“My robots can assist us in our daily lives”
Josephine Hughes, a recently appointed professor of robotics at EPFL’s School of Engineering, has developed robots with the potential to change our lives. We sat down for a chat with this ambitious inventor.
Josephine – who goes by Josie – has been interested in robots ever since she was a little girl. At elementary school in southern Britain, she even took part in robot contests with her twin brother. And her enthusiasm has only grown with time. “I started by playing with my brother’s Lego robots,” says Josie. “Then for the contests, I created dancing humanoid robots. I even dressed them up in costumes. What I really enjoy in my field is the creativity involved in designing the machines and programming the software that runs them.”
A very young professor
Josie obtained her PhD from Cambridge and worked as a postdoc research assistant at MIT. She joined EPFL as a tenure-track assistant professor at just 29 years old, making her one of the youngest researchers to do so. And despite her young age, she has no doubts about her chosen career path. “I like what I do, and that has kept me going throughout my studies and postdoc work. I’ve always known what I wanted to do and where I wanted to go,” says Josie.
A hand robot
At her first lab, Josie moved from the dancing humanoids of her teenage years to more sophisticated inventions. At MIT, she developed a robotic arm that can brush disabled patients’ hair, for example, and a robot that can pick lettuce in a field. “I design robots that can assist us in our daily lives,” she says. “Right now I’m working on a robotic hand with sensors that I hope will be able to replicate as much of the complexity of a human hand as possible. I also want to develop agricultural robots that will enable us to make better use of our food resources. My research combines data-driven design methods with next-generation materials that allow for more flexible robots.” Josie hopes that we will eventually use her robots in our everyday lives. But she realizes that there’s a long way to go between building a prototype and turning it into a concrete application.
Bringing together a range of skills
Originally from the UK, Josie is happy to be able to draw on the extensive robotics know-how at EPFL and take advantage of the many opportunities for cross-disciplinary research. “It’s a very stimulating environment, and Switzerland is a great place to enjoy it,” she says. Josie is now looking for PhD students and postdocs to join her lab. “What’d I really like is to build a team with a wide range of skills – machine learning, robotics control systems, I’m open to different possibilities,” she says.

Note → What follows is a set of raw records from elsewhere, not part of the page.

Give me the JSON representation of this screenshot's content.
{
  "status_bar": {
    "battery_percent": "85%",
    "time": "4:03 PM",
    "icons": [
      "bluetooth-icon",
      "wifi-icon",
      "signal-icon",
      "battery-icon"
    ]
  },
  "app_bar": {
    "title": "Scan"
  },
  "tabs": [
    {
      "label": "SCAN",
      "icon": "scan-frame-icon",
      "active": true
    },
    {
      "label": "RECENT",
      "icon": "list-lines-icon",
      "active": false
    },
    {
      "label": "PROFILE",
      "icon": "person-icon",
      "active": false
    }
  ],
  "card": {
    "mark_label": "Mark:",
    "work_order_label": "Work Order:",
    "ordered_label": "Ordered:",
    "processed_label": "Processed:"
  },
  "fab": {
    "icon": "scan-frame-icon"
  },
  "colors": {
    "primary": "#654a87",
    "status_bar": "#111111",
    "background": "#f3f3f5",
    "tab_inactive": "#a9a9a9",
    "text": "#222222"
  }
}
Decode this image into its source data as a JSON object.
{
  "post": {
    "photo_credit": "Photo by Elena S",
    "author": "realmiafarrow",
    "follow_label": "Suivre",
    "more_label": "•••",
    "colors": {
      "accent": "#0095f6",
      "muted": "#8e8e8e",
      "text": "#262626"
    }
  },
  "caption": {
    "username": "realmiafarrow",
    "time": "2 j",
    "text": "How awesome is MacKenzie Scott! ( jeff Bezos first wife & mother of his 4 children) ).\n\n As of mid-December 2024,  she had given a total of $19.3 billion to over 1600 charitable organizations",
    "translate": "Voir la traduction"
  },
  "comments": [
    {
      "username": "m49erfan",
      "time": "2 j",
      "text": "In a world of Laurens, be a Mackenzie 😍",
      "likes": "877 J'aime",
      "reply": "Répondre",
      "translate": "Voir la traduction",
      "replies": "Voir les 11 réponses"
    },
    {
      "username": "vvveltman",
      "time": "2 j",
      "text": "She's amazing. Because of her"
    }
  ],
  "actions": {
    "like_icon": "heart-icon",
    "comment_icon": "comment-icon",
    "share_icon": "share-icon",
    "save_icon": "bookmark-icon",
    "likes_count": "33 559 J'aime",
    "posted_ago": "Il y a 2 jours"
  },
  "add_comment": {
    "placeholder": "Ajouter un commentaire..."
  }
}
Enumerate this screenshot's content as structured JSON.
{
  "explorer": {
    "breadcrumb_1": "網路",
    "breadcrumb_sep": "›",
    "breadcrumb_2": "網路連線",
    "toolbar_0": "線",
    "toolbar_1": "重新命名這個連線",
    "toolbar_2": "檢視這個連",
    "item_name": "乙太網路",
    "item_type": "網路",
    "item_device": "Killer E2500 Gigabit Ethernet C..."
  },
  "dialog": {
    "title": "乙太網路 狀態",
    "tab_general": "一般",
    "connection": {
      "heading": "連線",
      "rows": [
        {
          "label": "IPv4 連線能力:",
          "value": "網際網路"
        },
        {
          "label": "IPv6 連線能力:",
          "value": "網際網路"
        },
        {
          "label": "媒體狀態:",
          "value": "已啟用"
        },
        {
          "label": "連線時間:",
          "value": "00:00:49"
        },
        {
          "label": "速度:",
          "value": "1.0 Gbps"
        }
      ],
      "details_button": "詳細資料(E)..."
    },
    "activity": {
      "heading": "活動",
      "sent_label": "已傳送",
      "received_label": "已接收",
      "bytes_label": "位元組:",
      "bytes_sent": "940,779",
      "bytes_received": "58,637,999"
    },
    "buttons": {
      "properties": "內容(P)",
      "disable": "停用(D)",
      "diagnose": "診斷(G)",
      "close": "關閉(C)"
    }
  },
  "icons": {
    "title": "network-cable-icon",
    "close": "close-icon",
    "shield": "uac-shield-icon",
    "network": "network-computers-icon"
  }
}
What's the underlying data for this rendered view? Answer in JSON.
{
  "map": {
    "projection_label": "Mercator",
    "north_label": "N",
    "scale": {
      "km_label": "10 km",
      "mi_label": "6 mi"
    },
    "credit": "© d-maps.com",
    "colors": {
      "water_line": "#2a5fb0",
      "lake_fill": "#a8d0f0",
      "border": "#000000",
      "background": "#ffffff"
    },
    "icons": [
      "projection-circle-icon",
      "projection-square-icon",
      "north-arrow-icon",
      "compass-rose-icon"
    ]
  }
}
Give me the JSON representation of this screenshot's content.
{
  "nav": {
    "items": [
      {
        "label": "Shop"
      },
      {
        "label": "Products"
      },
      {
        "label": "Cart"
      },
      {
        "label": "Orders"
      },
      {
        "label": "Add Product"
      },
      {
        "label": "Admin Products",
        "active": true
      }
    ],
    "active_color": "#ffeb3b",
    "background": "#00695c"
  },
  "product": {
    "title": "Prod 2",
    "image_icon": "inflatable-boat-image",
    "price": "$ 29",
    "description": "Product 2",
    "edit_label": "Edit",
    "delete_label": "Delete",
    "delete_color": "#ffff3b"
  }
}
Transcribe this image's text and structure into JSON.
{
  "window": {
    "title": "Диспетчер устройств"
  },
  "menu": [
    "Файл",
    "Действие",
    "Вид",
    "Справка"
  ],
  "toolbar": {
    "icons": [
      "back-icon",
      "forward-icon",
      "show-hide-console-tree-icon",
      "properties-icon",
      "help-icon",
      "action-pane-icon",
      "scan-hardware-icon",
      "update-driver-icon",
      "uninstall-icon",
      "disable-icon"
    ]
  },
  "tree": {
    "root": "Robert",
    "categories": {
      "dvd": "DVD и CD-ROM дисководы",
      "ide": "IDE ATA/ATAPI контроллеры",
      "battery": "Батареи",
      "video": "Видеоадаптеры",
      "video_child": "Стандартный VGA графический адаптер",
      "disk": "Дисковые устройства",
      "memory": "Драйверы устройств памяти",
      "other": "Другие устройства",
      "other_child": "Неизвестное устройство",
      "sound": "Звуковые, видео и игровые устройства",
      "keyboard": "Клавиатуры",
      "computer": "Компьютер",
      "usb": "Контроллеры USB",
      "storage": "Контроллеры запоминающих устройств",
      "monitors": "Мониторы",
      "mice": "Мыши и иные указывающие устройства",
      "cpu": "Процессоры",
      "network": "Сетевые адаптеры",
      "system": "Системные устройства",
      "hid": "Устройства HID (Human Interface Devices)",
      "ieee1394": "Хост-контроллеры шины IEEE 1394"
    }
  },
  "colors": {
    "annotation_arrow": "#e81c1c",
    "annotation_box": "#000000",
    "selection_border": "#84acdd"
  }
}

When she’s not in the lab, Josie can be found on the squash court or training for a triathlon. And she’s decided to add yet another string to her bow by signing up for French classes. She describes herself as energetic and creative – and a little disorganized – and she can’t wait to see her robot designs come to life at EPFL.